As is often the case, one should read the dissenting opinions of both cases. The dissenting opinions outline the concerns of many regarding how broad an agency may act despite Act 21, despite the fact the agency’s actions were not specifically stated within statute or administrative rule in connection with reissuing an WPDES permit or when approving the type of well applications involved in the high-capacity well case, and despite the Court’s previous decision under Tetra Tech EC Inc. v. Wisconsin Dep’t of Revenue, 2018 WI 75, 373 Wis.2d 2387, 890 N.W.2d. 598. The decisions appear to give back to agencies potentially broad authority.  

Conclusion 

In both cases, the Court looked to language used in Wis. Stats. Sec. 227.10(2m) and determined that (1) agencies’ actions under administrative law need be supported by explicit, not specific, statutory or regulatory authority; and (2) that explicit authority can be broad in scope. As a result of the two decisions, DNR was given broader authority than many believed was permissible since enactment of Act 21 and Tetra Tech. Financial institutions need be aware of the Court decisions and be cautious that just because an action is not specifically found within statute or rule, the action may still be authorized under an agency’s broader, explicit authority. 

Clean Wisconsin et. Al v. Wis. Dep’t of Natural Resources, 2021 WI 71 (Kinnard Farm) decision may be viewed at: https://www.wicourts.gov/sc/opinion/DisplayDocument.pdf?content=pdf&seqNo=386188  

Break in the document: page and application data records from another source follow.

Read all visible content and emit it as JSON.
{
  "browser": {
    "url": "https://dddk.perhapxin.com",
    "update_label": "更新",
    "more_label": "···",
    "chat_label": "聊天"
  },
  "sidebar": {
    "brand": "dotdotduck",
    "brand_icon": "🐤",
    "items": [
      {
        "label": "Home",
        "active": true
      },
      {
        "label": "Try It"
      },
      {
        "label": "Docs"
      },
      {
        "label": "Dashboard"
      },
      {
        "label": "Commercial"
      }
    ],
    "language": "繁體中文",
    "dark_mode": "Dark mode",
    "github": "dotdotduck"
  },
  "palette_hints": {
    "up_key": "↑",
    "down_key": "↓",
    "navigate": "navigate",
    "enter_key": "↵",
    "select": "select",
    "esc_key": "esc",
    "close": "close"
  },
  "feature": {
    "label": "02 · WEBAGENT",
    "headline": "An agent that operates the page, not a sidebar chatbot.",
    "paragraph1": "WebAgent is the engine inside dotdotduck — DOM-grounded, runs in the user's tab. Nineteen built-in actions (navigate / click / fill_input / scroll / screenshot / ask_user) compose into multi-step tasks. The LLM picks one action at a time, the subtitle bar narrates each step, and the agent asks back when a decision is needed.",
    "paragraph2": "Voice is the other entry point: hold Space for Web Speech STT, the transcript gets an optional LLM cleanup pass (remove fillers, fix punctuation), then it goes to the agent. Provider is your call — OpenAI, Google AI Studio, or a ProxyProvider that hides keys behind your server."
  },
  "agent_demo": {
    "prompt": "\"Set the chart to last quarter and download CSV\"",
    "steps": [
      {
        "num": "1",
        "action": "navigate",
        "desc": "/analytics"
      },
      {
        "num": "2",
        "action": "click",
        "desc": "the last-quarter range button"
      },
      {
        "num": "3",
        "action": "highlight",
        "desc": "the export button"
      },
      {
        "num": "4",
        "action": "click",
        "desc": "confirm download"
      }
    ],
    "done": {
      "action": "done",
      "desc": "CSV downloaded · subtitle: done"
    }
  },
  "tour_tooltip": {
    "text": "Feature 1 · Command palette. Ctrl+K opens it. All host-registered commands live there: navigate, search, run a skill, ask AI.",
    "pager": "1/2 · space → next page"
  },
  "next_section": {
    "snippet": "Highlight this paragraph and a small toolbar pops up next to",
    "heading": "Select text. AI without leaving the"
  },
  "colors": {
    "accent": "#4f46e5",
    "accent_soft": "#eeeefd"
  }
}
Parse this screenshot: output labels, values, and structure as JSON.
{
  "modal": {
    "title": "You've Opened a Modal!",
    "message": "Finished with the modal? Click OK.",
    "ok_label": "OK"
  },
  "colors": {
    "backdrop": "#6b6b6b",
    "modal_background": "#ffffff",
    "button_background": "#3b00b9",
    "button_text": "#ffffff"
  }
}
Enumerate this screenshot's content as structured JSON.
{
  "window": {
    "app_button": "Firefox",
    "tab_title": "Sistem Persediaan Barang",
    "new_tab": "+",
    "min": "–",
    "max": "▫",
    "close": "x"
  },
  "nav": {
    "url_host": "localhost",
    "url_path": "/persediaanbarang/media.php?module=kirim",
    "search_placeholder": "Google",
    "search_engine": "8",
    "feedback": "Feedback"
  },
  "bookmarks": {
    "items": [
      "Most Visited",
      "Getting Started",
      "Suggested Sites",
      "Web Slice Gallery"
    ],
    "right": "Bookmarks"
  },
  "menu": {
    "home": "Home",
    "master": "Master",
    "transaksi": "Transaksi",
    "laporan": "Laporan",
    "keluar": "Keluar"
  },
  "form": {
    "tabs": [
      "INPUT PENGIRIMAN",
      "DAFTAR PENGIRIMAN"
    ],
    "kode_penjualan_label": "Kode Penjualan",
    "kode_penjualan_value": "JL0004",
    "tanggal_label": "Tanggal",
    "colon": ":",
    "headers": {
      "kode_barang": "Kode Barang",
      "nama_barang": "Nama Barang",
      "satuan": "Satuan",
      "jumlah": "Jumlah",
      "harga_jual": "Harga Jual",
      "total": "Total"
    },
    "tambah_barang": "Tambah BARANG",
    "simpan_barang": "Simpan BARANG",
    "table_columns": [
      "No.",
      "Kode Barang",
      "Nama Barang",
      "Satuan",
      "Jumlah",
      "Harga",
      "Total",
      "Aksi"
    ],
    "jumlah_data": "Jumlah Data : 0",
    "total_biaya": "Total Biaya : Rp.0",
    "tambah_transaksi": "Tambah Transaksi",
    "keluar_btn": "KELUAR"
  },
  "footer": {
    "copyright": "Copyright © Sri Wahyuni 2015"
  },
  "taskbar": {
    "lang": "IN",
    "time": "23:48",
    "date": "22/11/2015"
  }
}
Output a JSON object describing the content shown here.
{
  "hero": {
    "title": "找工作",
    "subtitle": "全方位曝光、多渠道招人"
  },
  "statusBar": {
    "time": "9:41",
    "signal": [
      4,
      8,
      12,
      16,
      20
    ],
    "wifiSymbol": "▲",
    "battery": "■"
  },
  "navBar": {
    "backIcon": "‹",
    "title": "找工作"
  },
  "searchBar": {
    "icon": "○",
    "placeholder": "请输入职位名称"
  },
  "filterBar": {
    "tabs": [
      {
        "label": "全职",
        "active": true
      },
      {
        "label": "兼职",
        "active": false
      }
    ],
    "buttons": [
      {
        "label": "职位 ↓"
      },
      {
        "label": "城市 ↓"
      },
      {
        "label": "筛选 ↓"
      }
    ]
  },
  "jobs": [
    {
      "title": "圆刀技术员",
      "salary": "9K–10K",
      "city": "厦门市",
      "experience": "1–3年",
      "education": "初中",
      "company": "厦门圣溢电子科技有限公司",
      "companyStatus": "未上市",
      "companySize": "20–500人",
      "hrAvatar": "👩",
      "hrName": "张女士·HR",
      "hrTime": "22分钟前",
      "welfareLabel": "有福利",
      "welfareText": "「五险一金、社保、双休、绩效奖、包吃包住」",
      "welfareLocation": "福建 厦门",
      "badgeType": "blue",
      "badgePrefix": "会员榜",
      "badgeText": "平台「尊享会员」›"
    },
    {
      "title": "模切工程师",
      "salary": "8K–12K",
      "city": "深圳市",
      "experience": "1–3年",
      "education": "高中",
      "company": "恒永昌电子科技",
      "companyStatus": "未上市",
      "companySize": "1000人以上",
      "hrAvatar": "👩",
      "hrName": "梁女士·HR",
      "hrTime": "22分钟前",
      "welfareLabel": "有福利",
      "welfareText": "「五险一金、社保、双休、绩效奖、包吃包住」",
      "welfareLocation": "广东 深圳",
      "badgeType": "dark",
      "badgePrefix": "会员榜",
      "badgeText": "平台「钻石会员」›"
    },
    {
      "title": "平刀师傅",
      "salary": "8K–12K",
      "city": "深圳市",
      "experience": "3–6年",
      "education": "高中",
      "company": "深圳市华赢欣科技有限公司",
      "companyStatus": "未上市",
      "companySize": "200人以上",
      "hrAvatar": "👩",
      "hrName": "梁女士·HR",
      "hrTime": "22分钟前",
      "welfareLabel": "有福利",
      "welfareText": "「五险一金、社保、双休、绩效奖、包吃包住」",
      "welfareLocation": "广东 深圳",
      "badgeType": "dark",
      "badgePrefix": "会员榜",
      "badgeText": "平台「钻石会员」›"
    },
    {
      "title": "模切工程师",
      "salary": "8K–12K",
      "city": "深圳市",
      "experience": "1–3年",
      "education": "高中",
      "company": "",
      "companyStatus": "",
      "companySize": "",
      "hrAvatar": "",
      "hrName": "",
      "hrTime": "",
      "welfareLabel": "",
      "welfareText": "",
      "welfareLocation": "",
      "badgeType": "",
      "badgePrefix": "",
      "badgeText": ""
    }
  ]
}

Clean Wisconsin and Pleasant Lake Mgmt. Dist. v. Wis. Dep’t of Natural Resources, 2021 WI 72 (High-Capacity Wells) decision may be viewed at: https://www.wicourts.gov/sc/opinion/DisplayDocument.pdf?content=pdf&seqNo=385454  

By, Ally Bates